Requirement: Print all the records below exactly as they stand, but leave out the pictures.

[Entries taken from a collection]

[Start of Attachment]

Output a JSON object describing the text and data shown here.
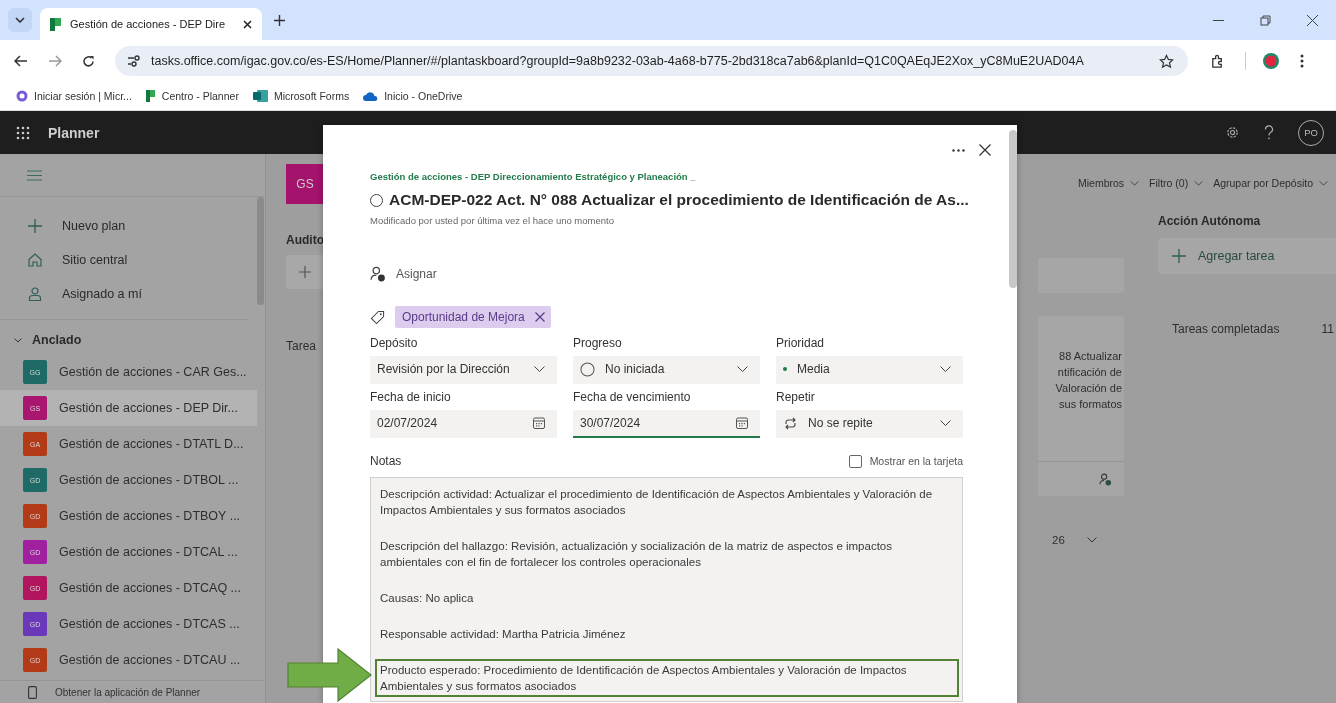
{
  "browser": {
    "tab_title": "Gestión de acciones - DEP Dire",
    "url": "tasks.office.com/igac.gov.co/es-ES/Home/Planner/#/plantaskboard?groupId=9a8b9232-03ab-4a68-b775-2bd318ca7ab6&planId=Q1C0QAEqJE2Xox_yC8MuE2UAD04A",
    "bookmarks": [
      {
        "label": "Iniciar sesión | Micr...",
        "kind": "office"
      },
      {
        "label": "Centro - Planner",
        "kind": "planner"
      },
      {
        "label": "Microsoft Forms",
        "kind": "forms"
      },
      {
        "label": "Inicio - OneDrive",
        "kind": "onedrive"
      }
    ]
  },
  "app_bar": {
    "title": "Planner",
    "avatar": "PO"
  },
  "sidebar": {
    "nav": [
      {
        "label": "Nuevo plan",
        "kind": "plus"
      },
      {
        "label": "Sitio central",
        "kind": "home"
      },
      {
        "label": "Asignado a mí",
        "kind": "person"
      }
    ],
    "section": "Anclado",
    "expanded": true,
    "plans": [
      {
        "initials": "GG",
        "label": "Gestión de acciones - CAR Ges...",
        "color": "#1d6a66",
        "selected": false
      },
      {
        "initials": "GS",
        "label": "Gestión de acciones - DEP Dir...",
        "color": "#a8166f",
        "selected": true
      },
      {
        "initials": "GA",
        "label": "Gestión de acciones - DTATL D...",
        "color": "#b23a17",
        "selected": false
      },
      {
        "initials": "GD",
        "label": "Gestión de acciones - DTBOL ...",
        "color": "#1d6a66",
        "selected": false
      },
      {
        "initials": "GD",
        "label": "Gestión de acciones - DTBOY ...",
        "color": "#b23a17",
        "selected": false
      },
      {
        "initials": "GD",
        "label": "Gestión de acciones - DTCAL ...",
        "color": "#a020a0",
        "selected": false
      },
      {
        "initials": "GD",
        "label": "Gestión de acciones - DTCAQ ...",
        "color": "#b0155e",
        "selected": false
      },
      {
        "initials": "GD",
        "label": "Gestión de acciones - DTCAS ...",
        "color": "#6a38b8",
        "selected": false
      },
      {
        "initials": "GD",
        "label": "Gestión de acciones - DTCAU ...",
        "color": "#b23a17",
        "selected": false
      }
    ],
    "footer": "Obtener la aplicación de Planner"
  },
  "board": {
    "plan_tile": "GS",
    "left_bucket": "Audito",
    "left_hint": "Tarea",
    "toolbar": [
      "Miembros",
      "Filtro (0)",
      "Agrupar por Depósito"
    ],
    "card_lines": [
      "88 Actualizar",
      "ntificación de",
      "Valoración de",
      "sus formatos"
    ],
    "date_group": "26",
    "bucket": {
      "name": "Acción Autónoma",
      "add_task": "Agregar tarea",
      "completed_label": "Tareas completadas",
      "completed_count": "11"
    }
  },
  "task": {
    "plan": "Gestión de acciones - DEP Direccionamiento Estratégico y Planeación _",
    "title": "ACM-DEP-022 Act. N° 088 Actualizar el procedimiento de Identificación de As...",
    "completed": false,
    "modified": "Modificado por usted por última vez el hace uno momento",
    "assign": "Asignar",
    "labels": [
      "Oportunidad de Mejora"
    ],
    "fields": [
      {
        "label": "Depósito",
        "value": "Revisión por la Dirección",
        "kind": "select",
        "focused": false
      },
      {
        "label": "Progreso",
        "value": "No iniciada",
        "kind": "progress",
        "focused": false
      },
      {
        "label": "Prioridad",
        "value": "Media",
        "kind": "priority",
        "focused": false
      },
      {
        "label": "Fecha de inicio",
        "value": "02/07/2024",
        "kind": "date",
        "focused": false
      },
      {
        "label": "Fecha de vencimiento",
        "value": "30/07/2024",
        "kind": "date",
        "focused": true
      },
      {
        "label": "Repetir",
        "value": "No se repite",
        "kind": "repeat",
        "focused": false
      }
    ],
    "notes_label": "Notas",
    "show_on_card": {
      "label": "Mostrar en la tarjeta",
      "checked": false
    },
    "notes": [
      {
        "text": "Descripción actividad: Actualizar el procedimiento de Identificación de Aspectos Ambientales y Valoración de Impactos Ambientales y sus formatos asociados",
        "highlighted": false
      },
      {
        "text": "Descripción del hallazgo: Revisión, actualización y socialización de la matriz de aspectos e impactos ambientales con el fin de fortalecer los controles operacionales",
        "highlighted": false
      },
      {
        "text": "Causas: No aplica",
        "highlighted": false
      },
      {
        "text": "Responsable actividad: Martha Patricia Jiménez",
        "highlighted": false
      },
      {
        "text": "Producto esperado: Procedimiento de Identificación de Aspectos Ambientales y Valoración de Impactos Ambientales y sus formatos asociados",
        "highlighted": true
      }
    ]
  }
}
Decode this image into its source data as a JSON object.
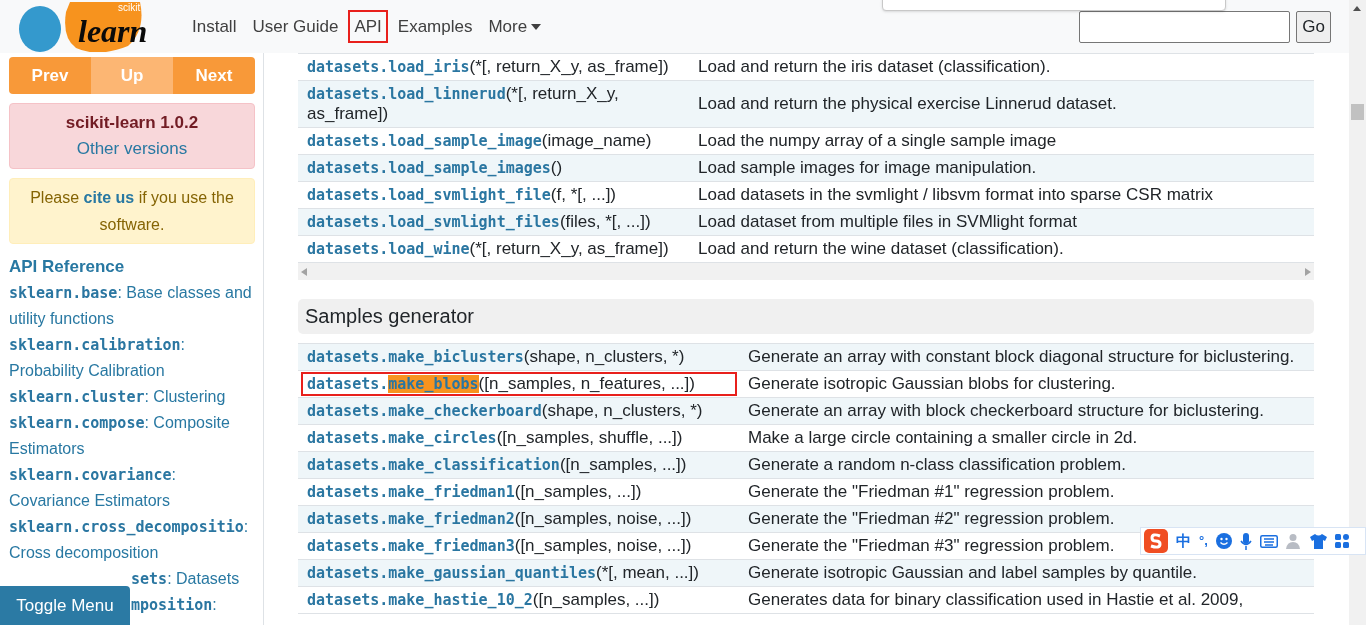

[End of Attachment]

Task answer:
Output a JSON object describing the text and data shown here.
{
  "browser": {
    "tab_title": "Gestión de acciones - DEP Dire",
    "url": "tasks.office.com/igac.gov.co/es-ES/Home/Planner/#/plantaskboard?groupId=9a8b9232-03ab-4a68-b775-2bd318ca7ab6&planId=Q1C0QAEqJE2Xox_yC8MuE2UAD04A",
    "bookmarks": [
      {
        "label": "Iniciar sesión | Micr...",
        "kind": "office"
      },
      {
        "label": "Centro - Planner",
        "kind": "planner"
      },
      {
        "label": "Microsoft Forms",
        "kind": "forms"
      },
      {
        "label": "Inicio - OneDrive",
        "kind": "onedrive"
      }
    ]
  },
  "app_bar": {
    "title": "Planner",
    "avatar": "PO"
  },
  "sidebar": {
    "nav": [
      {
        "label": "Nuevo plan",
        "kind": "plus"
      },
      {
        "label": "Sitio central",
        "kind": "home"
      },
      {
        "label": "Asignado a mí",
        "kind": "person"
      }
    ],
    "section": "Anclado",
    "expanded": true,
    "plans": [
      {
        "initials": "GG",
        "label": "Gestión de acciones - CAR Ges...",
        "color": "#1d6a66",
        "selected": false
      },
      {
        "initials": "GS",
        "label": "Gestión de acciones - DEP Dir...",
        "color": "#a8166f",
        "selected": true
      },
      {
        "initials": "GA",
        "label": "Gestión de acciones - DTATL D...",
        "color": "#b23a17",
        "selected": false
      },
      {
        "initials": "GD",
        "label": "Gestión de acciones - DTBOL ...",
        "color": "#1d6a66",
        "selected": false
      },
      {
        "initials": "GD",
        "label": "Gestión de acciones - DTBOY ...",
        "color": "#b23a17",
        "selected": false
      },
      {
        "initials": "GD",
        "label": "Gestión de acciones - DTCAL ...",
        "color": "#a020a0",
        "selected": false
      },
      {
        "initials": "GD",
        "label": "Gestión de acciones - DTCAQ ...",
        "color": "#b0155e",
        "selected": false
      },
      {
        "initials": "GD",
        "label": "Gestión de acciones - DTCAS ...",
        "color": "#6a38b8",
        "selected": false
      },
      {
        "initials": "GD",
        "label": "Gestión de acciones - DTCAU ...",
        "color": "#b23a17",
        "selected": false
      }
    ],
    "footer": "Obtener la aplicación de Planner"
  },
  "board": {
    "plan_tile": "GS",
    "left_bucket": "Audito",
    "left_hint": "Tarea",
    "toolbar": [
      "Miembros",
      "Filtro (0)",
      "Agrupar por Depósito"
    ],
    "card_lines": [
      "88 Actualizar",
      "ntificación de",
      "Valoración de",
      "sus formatos"
    ],
    "date_group": "26",
    "bucket": {
      "name": "Acción Autónoma",
      "add_task": "Agregar tarea",
      "completed_label": "Tareas completadas",
      "completed_count": "11"
    }
  },
  "task": {
    "plan": "Gestión de acciones - DEP Direccionamiento Estratégico y Planeación _",
    "title": "ACM-DEP-022 Act. N° 088 Actualizar el procedimiento de Identificación de As...",
    "completed": false,
    "modified": "Modificado por usted por última vez el hace uno momento",
    "assign": "Asignar",
    "labels": [
      "Oportunidad de Mejora"
    ],
    "fields": [
      {
        "label": "Depósito",
        "value": "Revisión por la Dirección",
        "kind": "select",
        "focused": false
      },
      {
        "label": "Progreso",
        "value": "No iniciada",
        "kind": "progress",
        "focused": false
      },
      {
        "label": "Prioridad",
        "value": "Media",
        "kind": "priority",
        "focused": false
      },
      {
        "label": "Fecha de inicio",
        "value": "02/07/2024",
        "kind": "date",
        "focused": false
      },
      {
        "label": "Fecha de vencimiento",
        "value": "30/07/2024",
        "kind": "date",
        "focused": true
      },
      {
        "label": "Repetir",
        "value": "No se repite",
        "kind": "repeat",
        "focused": false
      }
    ],
    "notes_label": "Notas",
    "show_on_card": {
      "label": "Mostrar en la tarjeta",
      "checked": false
    },
    "notes": [
      {
        "text": "Descripción actividad: Actualizar el procedimiento de Identificación de Aspectos Ambientales y Valoración de Impactos Ambientales y sus formatos asociados",
        "highlighted": false
      },
      {
        "text": "Descripción del hallazgo: Revisión, actualización y socialización de la matriz de aspectos e impactos ambientales con el fin de fortalecer los controles operacionales",
        "highlighted": false
      },
      {
        "text": "Causas: No aplica",
        "highlighted": false
      },
      {
        "text": "Responsable actividad: Martha Patricia Jiménez",
        "highlighted": false
      },
      {
        "text": "Producto esperado: Procedimiento de Identificación de Aspectos Ambientales y Valoración de Impactos Ambientales y sus formatos asociados",
        "highlighted": true
      }
    ]
  }
}
Decode this image into its source data as a JSON object.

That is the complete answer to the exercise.